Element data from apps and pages

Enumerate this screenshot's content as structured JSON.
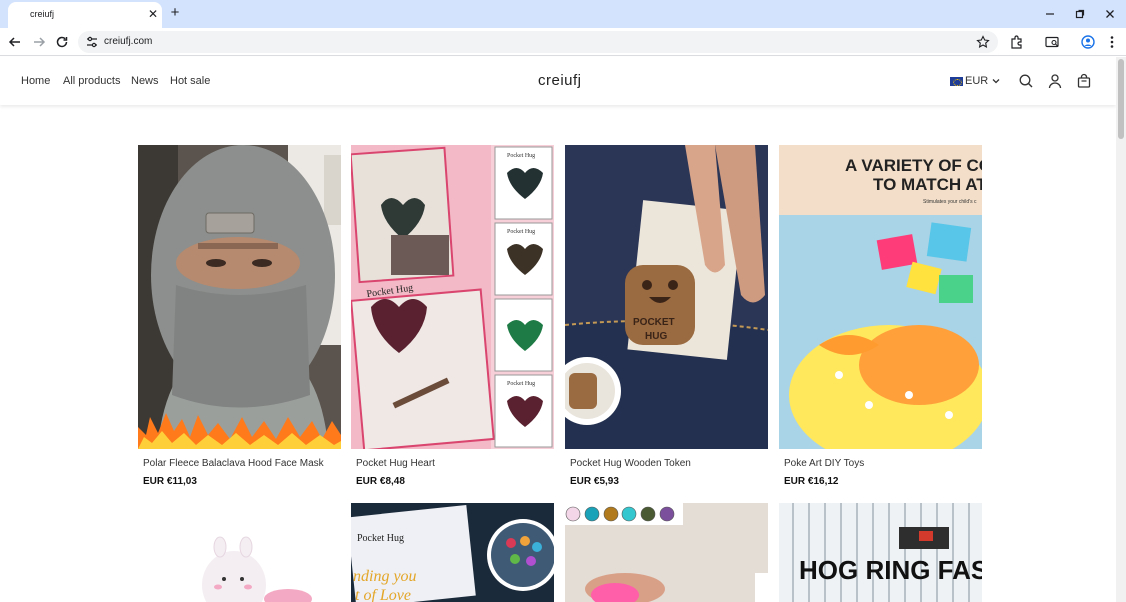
{
  "browser": {
    "tab_title": "creiufj",
    "url": "creiufj.com"
  },
  "store": {
    "brand": "creiufj",
    "nav": [
      "Home",
      "All products",
      "News",
      "Hot sale"
    ],
    "currency": "EUR"
  },
  "products": [
    {
      "name": "Polar Fleece Balaclava Hood Face Mask",
      "price": "EUR €11,03"
    },
    {
      "name": "Pocket Hug Heart",
      "price": "EUR €8,48"
    },
    {
      "name": "Pocket Hug Wooden Token",
      "price": "EUR €5,93"
    },
    {
      "name": "Poke Art DIY Toys",
      "price": "EUR €16,12"
    }
  ],
  "image_text": {
    "pocket_hug": "Pocket Hug",
    "pocket_hug_token_line1": "POCKET",
    "pocket_hug_token_line2": "HUG",
    "variety_line1": "A VARIETY OF CO",
    "variety_line2": "TO MATCH AT",
    "variety_sub": "Stimulates your child's c",
    "hog_ring": "HOG RING FASTE",
    "sending_you": "nding you",
    "love": "t of Love",
    "pocket_hug_2": "Pocket Hug"
  },
  "colors": {
    "tabbar": "#d3e3fd",
    "omnibox": "#f1f3f4",
    "swatches": [
      "#f3d6e8",
      "#1aa3b8",
      "#b07a1d",
      "#35c7cf",
      "#4a5a32",
      "#7b4f9c"
    ]
  },
  "icons": {
    "tab_close": "close-icon",
    "new_tab": "plus-icon",
    "back": "arrow-left-icon",
    "forward": "arrow-right-icon",
    "reload": "reload-icon",
    "site_info": "tune-icon",
    "bookmark": "star-icon",
    "extensions": "puzzle-icon",
    "cast": "cast-icon",
    "profile": "profile-icon",
    "menu": "more-vert-icon",
    "search": "search-icon",
    "account": "user-icon",
    "cart": "cart-icon"
  }
}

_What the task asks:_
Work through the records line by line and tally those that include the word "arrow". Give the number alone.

_Answer for this exercise:_
2